Staying Alive after a Kidney Transplant

Kidney transplant patients have better survival rate after receiving presurgery treatment

(RxWiki News) Kidney disease patients can wait years before they get a transplant. Even when they get a new organ, their body might reject it. Now, there is a way to make patient's bodies more accepting of transplants.

The pre-surgery treatment - which was developed at Johns Hopkins University - takes the problematic antibodies out of patients' blood before they go into transplant surgery. According to Dr. Montgomery, this treatment could lead to as much as 3,000 more kidney transplants from living donors every year.

"Get treatment before kidney transplant surgery."

People should be aware of this huge survival benefit, says Robert A. Montgomery, M.D., D. Phil., a professor of surgery at the Johns Hopkins University School of Medicine and leader of this study. He says that the findings should have an effect on those who make decisions in health care, including insurance companies, Medicare, and transplant centers.

Besides the fact that donor kidneys are in short supply, the biggest obstacle to having successful kidney transplants is the number of patients who have immune systems that are likely to reject most of the kidneys that are available.

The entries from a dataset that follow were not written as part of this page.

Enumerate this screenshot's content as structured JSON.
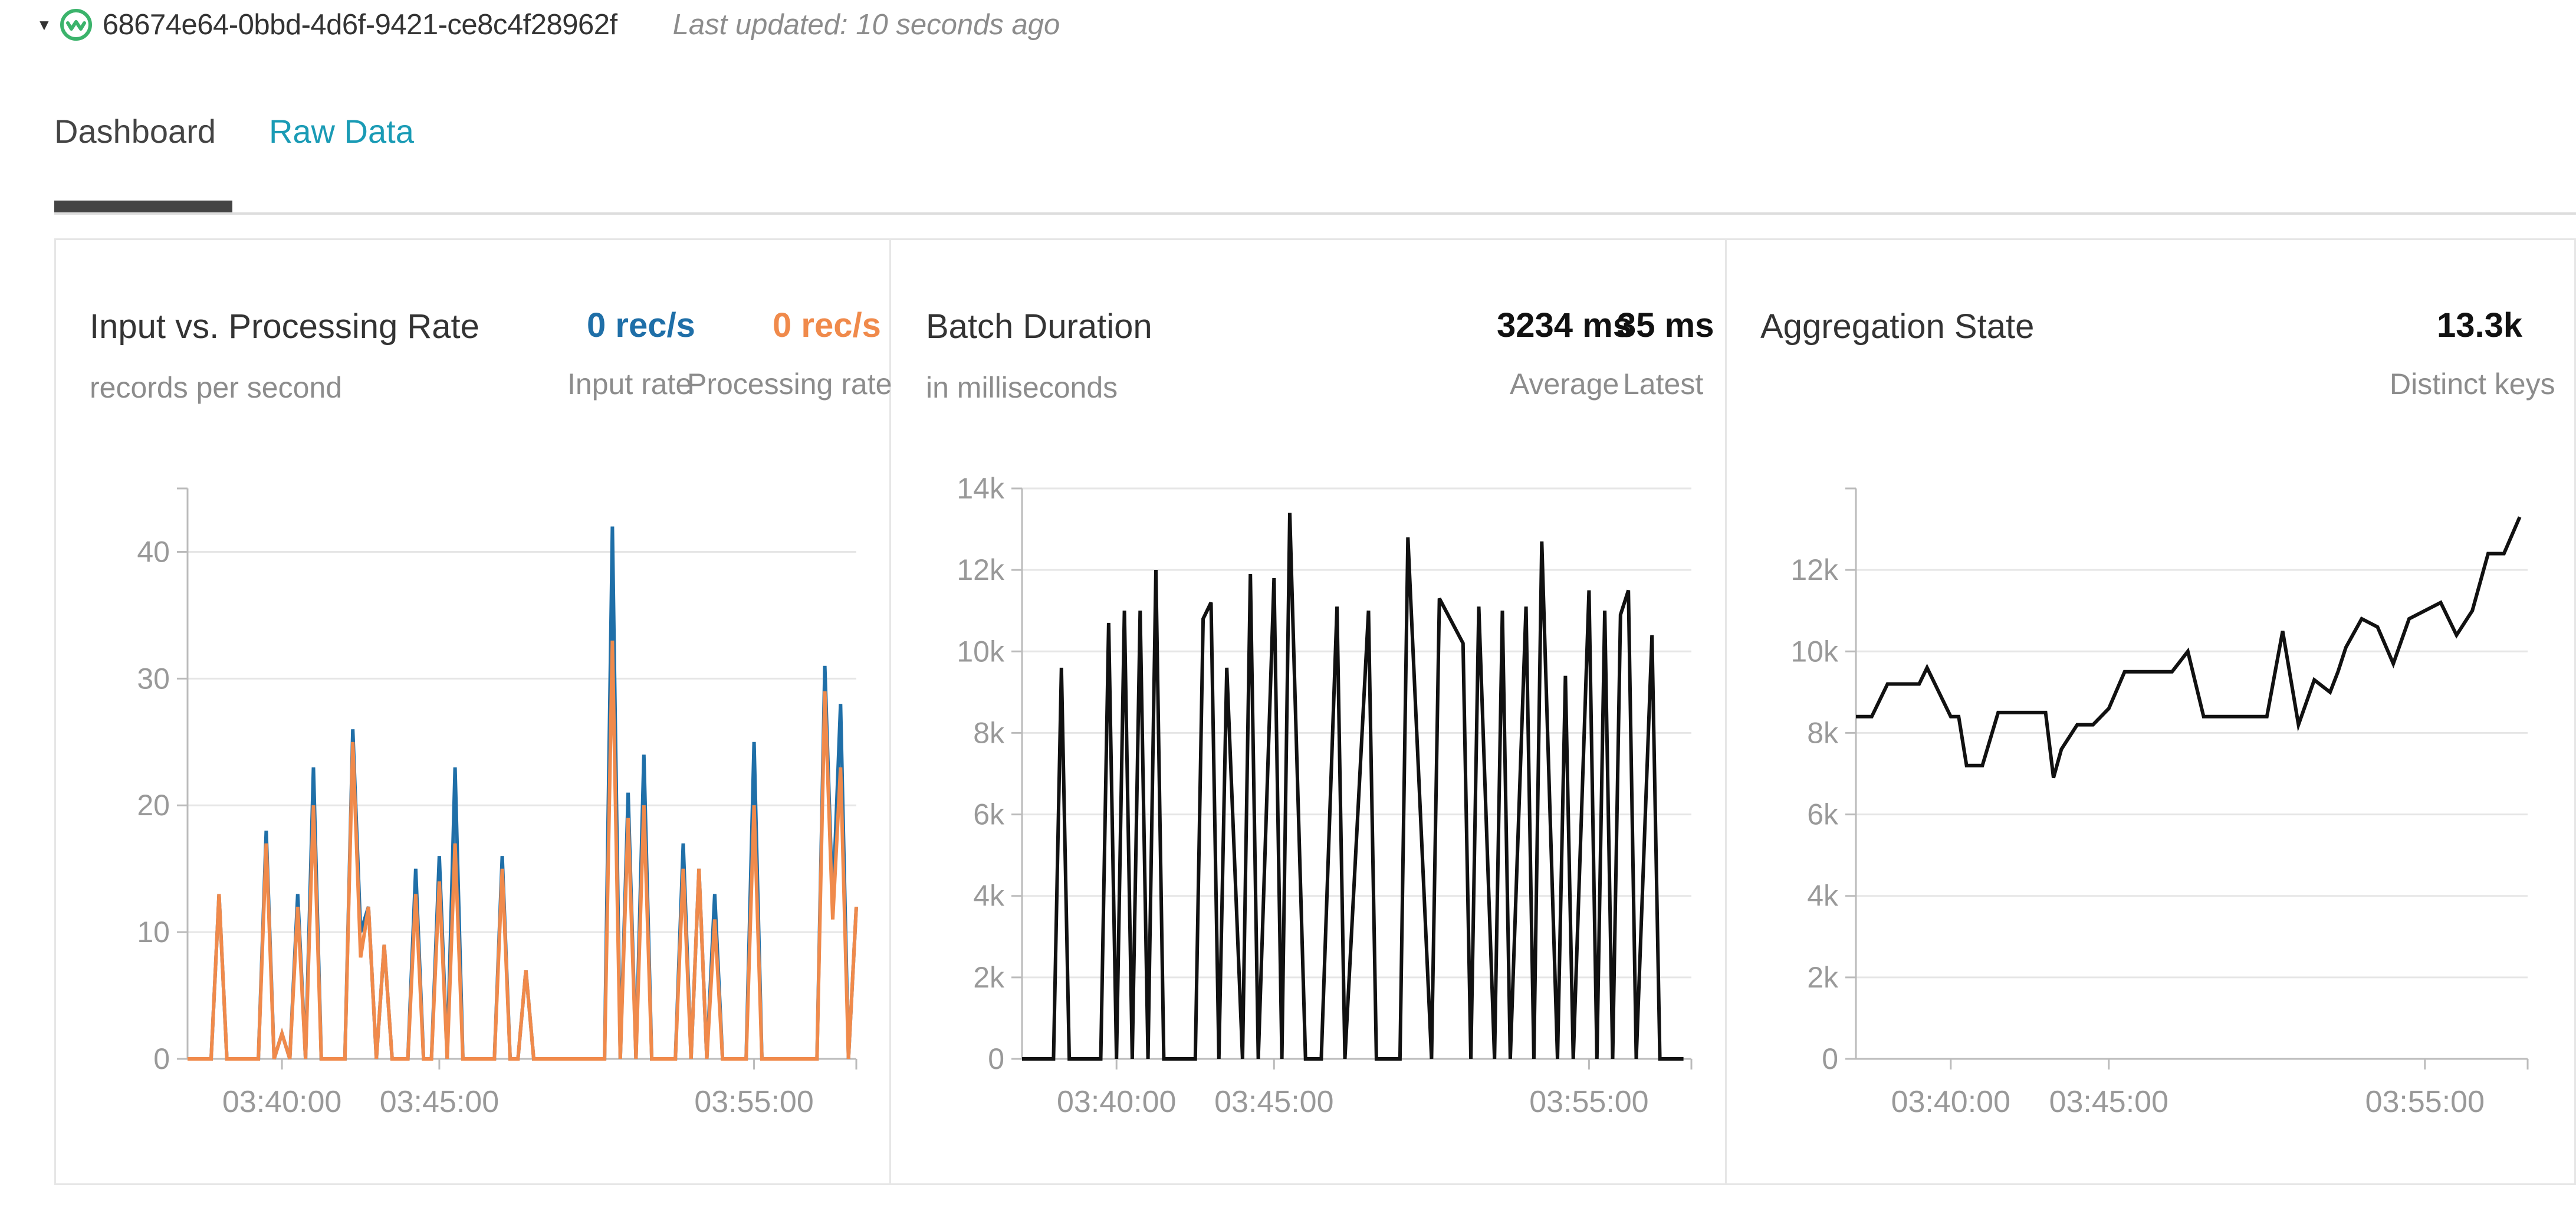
{
  "header": {
    "query_id": "68674e64-0bbd-4d6f-9421-ce8c4f28962f",
    "last_updated": "Last updated: 10 seconds ago",
    "icon": "streaming-query-status-icon",
    "accent_color": "#3bb36b"
  },
  "tabs": [
    {
      "label": "Dashboard",
      "active": true
    },
    {
      "label": "Raw Data",
      "active": false
    }
  ],
  "panels": {
    "input_rate": {
      "title": "Input vs. Processing Rate",
      "subtitle": "records per second",
      "stats": [
        {
          "value": "0 rec/s",
          "label": "Input rate",
          "color": "#1f6fa8"
        },
        {
          "value": "0 rec/s",
          "label": "Processing rate",
          "color": "#f08a4b"
        }
      ]
    },
    "batch_duration": {
      "title": "Batch Duration",
      "subtitle": "in milliseconds",
      "stats": [
        {
          "value": "3234 ms",
          "label": "Average"
        },
        {
          "value": "35 ms",
          "label": "Latest"
        }
      ]
    },
    "aggregation_state": {
      "title": "Aggregation State",
      "stats": [
        {
          "value": "13.3k",
          "label": "Distinct keys"
        }
      ]
    }
  },
  "chart_data": [
    {
      "type": "line",
      "x": [
        "03:37:00",
        "03:37:30",
        "03:37:45",
        "03:38:00",
        "03:38:15",
        "03:38:30",
        "03:38:45",
        "03:39:00",
        "03:39:15",
        "03:39:30",
        "03:39:45",
        "03:40:00",
        "03:40:15",
        "03:40:30",
        "03:40:45",
        "03:41:00",
        "03:41:15",
        "03:41:30",
        "03:41:45",
        "03:42:00",
        "03:42:15",
        "03:42:30",
        "03:42:45",
        "03:43:00",
        "03:43:15",
        "03:43:30",
        "03:43:45",
        "03:44:00",
        "03:44:15",
        "03:44:30",
        "03:44:45",
        "03:45:00",
        "03:45:15",
        "03:45:30",
        "03:45:45",
        "03:46:00",
        "03:46:15",
        "03:46:30",
        "03:46:45",
        "03:47:00",
        "03:47:15",
        "03:47:30",
        "03:47:45",
        "03:48:00",
        "03:48:15",
        "03:48:30",
        "03:48:45",
        "03:49:00",
        "03:49:15",
        "03:49:30",
        "03:49:45",
        "03:50:00",
        "03:50:15",
        "03:50:30",
        "03:50:45",
        "03:51:00",
        "03:51:15",
        "03:51:30",
        "03:51:45",
        "03:52:00",
        "03:52:15",
        "03:52:30",
        "03:52:45",
        "03:53:00",
        "03:53:15",
        "03:53:30",
        "03:53:45",
        "03:54:00",
        "03:54:15",
        "03:54:30",
        "03:54:45",
        "03:55:00",
        "03:55:15",
        "03:55:30",
        "03:55:45",
        "03:56:00",
        "03:56:15",
        "03:56:30",
        "03:56:45",
        "03:57:00",
        "03:57:15",
        "03:57:30",
        "03:57:45",
        "03:58:00",
        "03:58:15"
      ],
      "series": [
        {
          "color": "#1f6fa8",
          "values": [
            0,
            0,
            0,
            13,
            0,
            0,
            0,
            0,
            0,
            18,
            0,
            2,
            0,
            13,
            0,
            23,
            0,
            0,
            0,
            0,
            26,
            10,
            12,
            0,
            9,
            0,
            0,
            0,
            15,
            0,
            0,
            16,
            0,
            23,
            0,
            0,
            0,
            0,
            0,
            16,
            0,
            0,
            7,
            0,
            0,
            0,
            0,
            0,
            0,
            0,
            0,
            0,
            0,
            42,
            0,
            21,
            0,
            24,
            0,
            0,
            0,
            0,
            17,
            0,
            15,
            0,
            13,
            0,
            0,
            0,
            0,
            25,
            0,
            0,
            0,
            0,
            0,
            0,
            0,
            0,
            31,
            12,
            28,
            0,
            12
          ]
        },
        {
          "color": "#f08a4b",
          "values": [
            0,
            0,
            0,
            13,
            0,
            0,
            0,
            0,
            0,
            17,
            0,
            2,
            0,
            12,
            0,
            20,
            0,
            0,
            0,
            0,
            25,
            8,
            12,
            0,
            9,
            0,
            0,
            0,
            13,
            0,
            0,
            14,
            0,
            17,
            0,
            0,
            0,
            0,
            0,
            15,
            0,
            0,
            7,
            0,
            0,
            0,
            0,
            0,
            0,
            0,
            0,
            0,
            0,
            33,
            0,
            19,
            0,
            20,
            0,
            0,
            0,
            0,
            15,
            0,
            15,
            0,
            11,
            0,
            0,
            0,
            0,
            20,
            0,
            0,
            0,
            0,
            0,
            0,
            0,
            0,
            29,
            11,
            23,
            0,
            12
          ]
        }
      ],
      "ylim": [
        0,
        45
      ],
      "yticks": [
        "0",
        "10",
        "20",
        "30",
        "40"
      ],
      "xticks": [
        "03:40:00",
        "03:45:00",
        "03:55:00"
      ],
      "grid": true
    },
    {
      "type": "line",
      "x": [
        "03:37:00",
        "03:37:30",
        "03:38:00",
        "03:38:15",
        "03:38:30",
        "03:39:00",
        "03:39:30",
        "03:39:45",
        "03:40:00",
        "03:40:15",
        "03:40:30",
        "03:40:45",
        "03:41:00",
        "03:41:15",
        "03:41:30",
        "03:42:00",
        "03:42:30",
        "03:42:45",
        "03:43:00",
        "03:43:15",
        "03:43:30",
        "03:44:00",
        "03:44:15",
        "03:44:30",
        "03:45:00",
        "03:45:15",
        "03:45:30",
        "03:46:00",
        "03:46:15",
        "03:46:30",
        "03:47:00",
        "03:47:15",
        "03:48:00",
        "03:48:15",
        "03:49:00",
        "03:49:15",
        "03:50:00",
        "03:50:15",
        "03:51:00",
        "03:51:15",
        "03:51:30",
        "03:52:00",
        "03:52:15",
        "03:52:30",
        "03:53:00",
        "03:53:15",
        "03:53:30",
        "03:54:00",
        "03:54:15",
        "03:54:30",
        "03:55:00",
        "03:55:15",
        "03:55:30",
        "03:55:45",
        "03:56:00",
        "03:56:15",
        "03:56:30",
        "03:57:00",
        "03:57:15",
        "03:57:30",
        "03:58:00"
      ],
      "series": [
        {
          "color": "#111111",
          "values": [
            0,
            0,
            0,
            9600,
            0,
            0,
            0,
            10700,
            0,
            11000,
            0,
            11000,
            0,
            12000,
            0,
            0,
            0,
            10800,
            11200,
            0,
            9600,
            0,
            11900,
            0,
            11800,
            0,
            13400,
            0,
            0,
            0,
            11100,
            0,
            11000,
            0,
            0,
            12800,
            0,
            11300,
            10200,
            0,
            11100,
            0,
            11000,
            0,
            11100,
            0,
            12700,
            0,
            9400,
            0,
            11500,
            0,
            11000,
            0,
            10900,
            11500,
            0,
            10400,
            0,
            0,
            0
          ]
        }
      ],
      "ylim": [
        0,
        14000
      ],
      "yticks": [
        "0",
        "2k",
        "4k",
        "6k",
        "8k",
        "10k",
        "12k",
        "14k"
      ],
      "xticks": [
        "03:40:00",
        "03:45:00",
        "03:55:00"
      ],
      "grid": true
    },
    {
      "type": "line",
      "x": [
        "03:37:00",
        "03:37:30",
        "03:38:00",
        "03:38:30",
        "03:39:00",
        "03:39:15",
        "03:39:30",
        "03:40:00",
        "03:40:15",
        "03:40:30",
        "03:41:00",
        "03:41:30",
        "03:42:00",
        "03:42:30",
        "03:43:00",
        "03:43:15",
        "03:43:30",
        "03:44:00",
        "03:44:30",
        "03:45:00",
        "03:45:30",
        "03:46:00",
        "03:46:30",
        "03:47:00",
        "03:47:30",
        "03:48:00",
        "03:48:30",
        "03:49:00",
        "03:49:30",
        "03:50:00",
        "03:50:30",
        "03:51:00",
        "03:51:30",
        "03:52:00",
        "03:52:15",
        "03:52:30",
        "03:53:00",
        "03:53:30",
        "03:54:00",
        "03:54:30",
        "03:55:00",
        "03:55:30",
        "03:56:00",
        "03:56:30",
        "03:57:00",
        "03:57:30",
        "03:58:00"
      ],
      "series": [
        {
          "color": "#111111",
          "values": [
            8400,
            8400,
            9200,
            9200,
            9200,
            9600,
            9200,
            8400,
            8400,
            7200,
            7200,
            8500,
            8500,
            8500,
            8500,
            6900,
            7600,
            8200,
            8200,
            8600,
            9500,
            9500,
            9500,
            9500,
            10000,
            8400,
            8400,
            8400,
            8400,
            8400,
            10500,
            8200,
            9300,
            9000,
            9500,
            10100,
            10800,
            10600,
            9700,
            10800,
            11000,
            11200,
            10400,
            11000,
            12400,
            12400,
            13300
          ]
        }
      ],
      "ylim": [
        0,
        14000
      ],
      "yticks": [
        "0",
        "2k",
        "4k",
        "6k",
        "8k",
        "10k",
        "12k"
      ],
      "xticks": [
        "03:40:00",
        "03:45:00",
        "03:55:00"
      ],
      "grid": true
    }
  ]
}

“This type of technology could perhaps make it possible for thousands of renal patients to receive desperately-needed transplants," says Michelle Segovia of the Texas Organ Sharing Alliance. "Currently, those patients who do not have a friend or family member who match their particular blood and tissue type must wait years for a deceased donor kidney. While waiting, most patients have to undergo dialysis three times a week, three to four hours each day to filter toxins from the blood.”

Dr. Montgomery estimates that there are over 20,000 kidney transplant candidates in the United States for whom it is hard to find a kidney match. It is hard to find a match for these patients because their immune systems are likely to reject most kidneys. These patients have antibodies in their blood that respond to human leukocyte antigens (HLAs) - proteins that the immune system uses to spot what is foreign to the body.

People who have been exposed to foreign HLA in the past are called HLA-sensitized patients. Patients usually become HLA sensitized after pregnancy, blood transfusion, or an earlier kidney transplant.

The treatment works by removing the antibodies through a process called plasmapheresis - the removal, filtering, and replacement of a person's plasma. Then, the patient is given low doses of intravenous immune globulin - a blood product that is supposed to replace the problematic antibodies and keep them from coming back.

Basically, this process is supposed to get the body ready for a new organ. The process is performed every other day for a number of days before transplant surgery, and then for 10 days after surgery.

For their study, Montgomery and colleagues gave kidney transplants to 211 HLA-sensitized patients between 1998 and 2009. They performed the treatment on patients before and after surgery.

After one year, the transplant patients with incompatible kidneys were just as likely to survive as those who were still on dialysis waiting for a kidney. After eight years, however, those who got the treatment and transplant had a survival rate of 80.6 percent, compared to 30.5 percent for those on dialysis.

This treatment increases patients chance of survival, gives patients a better lifestyle, and saves money for the health care system, says Dr. Montgomery.

In some parts of the United States, insurance companies have not covered treatments such as this one. Dr. Montgomery says they should reconsider this.

The results of the study are published in the New England Journal of Medicine.

Review Date: 
July 28, 2011